As for technique, it’s all about the hands. A big bowl, a biscuit cutter, and a large baking sheet are the only equipment he needs; his hands do the blending, the stirring, the shaping, and the patting (no kneading and rolling, which toughen the dough). Any scraps become a thin pastry topping for the daily cobbler. When the timer goes off, Greene removes the golden-brown biscuits from the oven. “These are money,” he says, beaming. “I can tell by the dimples on top.”
Difficulty: 2 out of 5
1 Place 5 ½ cups flour in a large bowl. Mix together 5 Tbsp. lard and 5 Tbsp. shortening; add to flour. Mix until texture resembles coarse cornmeal, with some pieces the size of a small pea.
2 Form a well in the center of the bowl. Pour in 2 cups fat-free buttermilk. Pull in the flour from the sides of the bowl toward the center, turning the bowl as you go. Fold until fully incorporated. Mixture should be slightly sticky.

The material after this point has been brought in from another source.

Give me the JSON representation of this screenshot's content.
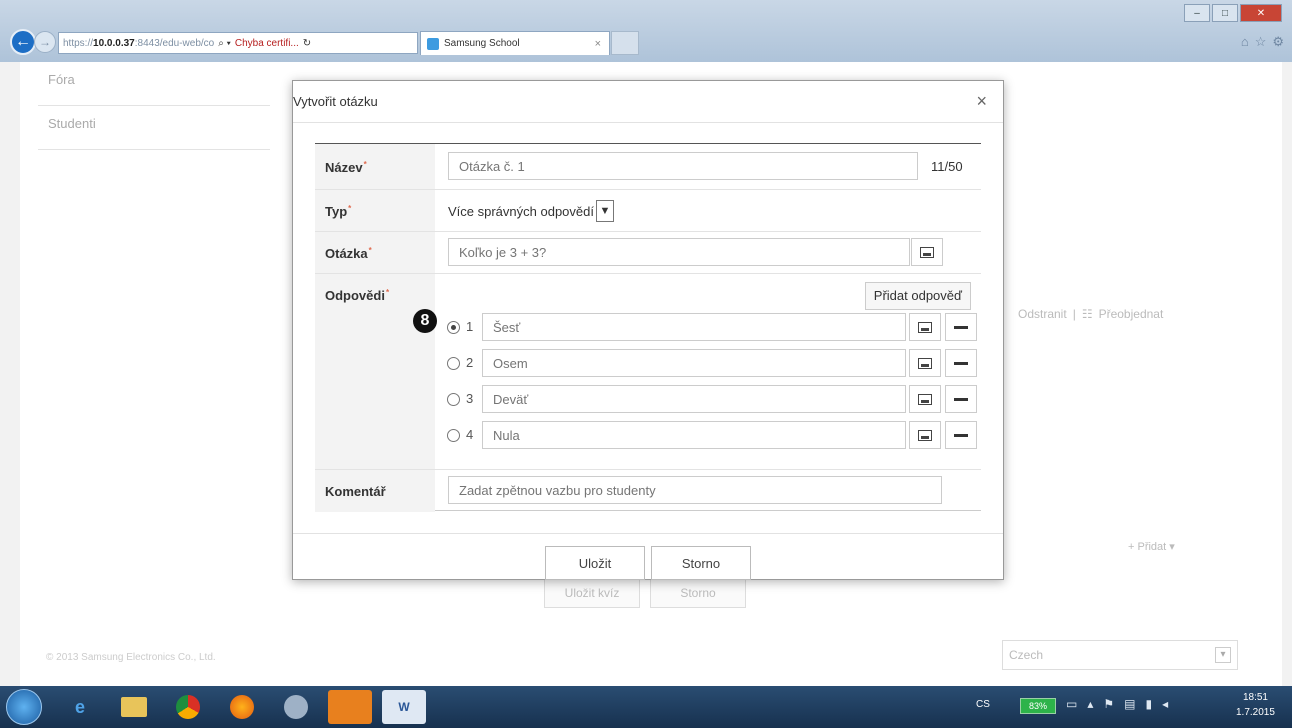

3 On a generously floured work surface, gently pat the dough with your fingers from the inside out to form a round disc about 1 to 1 ½ inches thick. (Thinner will yield a smaller, crispier biscuit.) Brush off excess flour.
4 Coat a baking sheet with nonstick spray. Cut out biscuits with biscuit cutter. Gather scraps into a ball, cover with plastic wrap, and refrigerate or freeze.
5 Arrange biscuits on the baking sheet so that they’re barely touching. Brush tops with melted butter. Bake for 15 to 18 minutes at 475°F, until lightly browned on top. Remove and serve. Makes 9 to 12 large biscuits.
Like many a traditional Southern baker, Greene swears by White Lily flour. It’s milled from pure soft red winter wheat and has a lower gluten content than most other flours, yielding lighter, flakier, and more tender products. He uses self-rising flour, which has added leavening and salt, to ensure a consistent flavor and texture.
Bonus Recipe: Matthews’ Peach Cobbler
1/2 recipe biscuit dough
2 pounds peaches, peeled and sliced (fresh or frozen, thawed)
1 1/3 cups self-rising flour
2 cups sugar, plus 2 to 3 Tbsp for sprinkling
3 cups cold water
3/4 cup (1 1/2 sticks) melted butter or margarine
Preheat oven to 350 degrees. Remove biscuit dough from refrigerator, unwrap, and roll out on a lightly floured surface to about 1/4 inch thick.
Place peaches in a 9×13-inch baking dish. Sprinkle with flour, 2 cups sugar, and water; toss well. Stir in 1/2 cup melted butter and spread mixture evenly in dish. Cut a piece of dough large enough to fit over the top of the pan (or cover with strips of dough for a more rustic look). Brush with butter, and sprinkle with sugar. Bake about 1 hour, until browned and bubbly.
Makes 10 to 12 servings
As a kid growing up in Tucker, Greene used to grumble about spending summers working at Matthews Cafeteria—an old school meat-and-three that his maternal grandfather, Bill Matthews, opened in 1955. But even then he felt responsible for the family legacy, and after graduating from the University of Georgia, he joined his parents, Charles and Alice Greene, at the restaurant.
Although Greene likes to experiment with new flavors when he’s off duty, his steadfast adherence to the tried-and-true recipes—and an unwillingness to alter the proudly unhip red-and-white-checked-tablecloth ambience—is a point of pride.
Illustrations by Joel Kimmel
This article originally appeared in our July 2015 issue.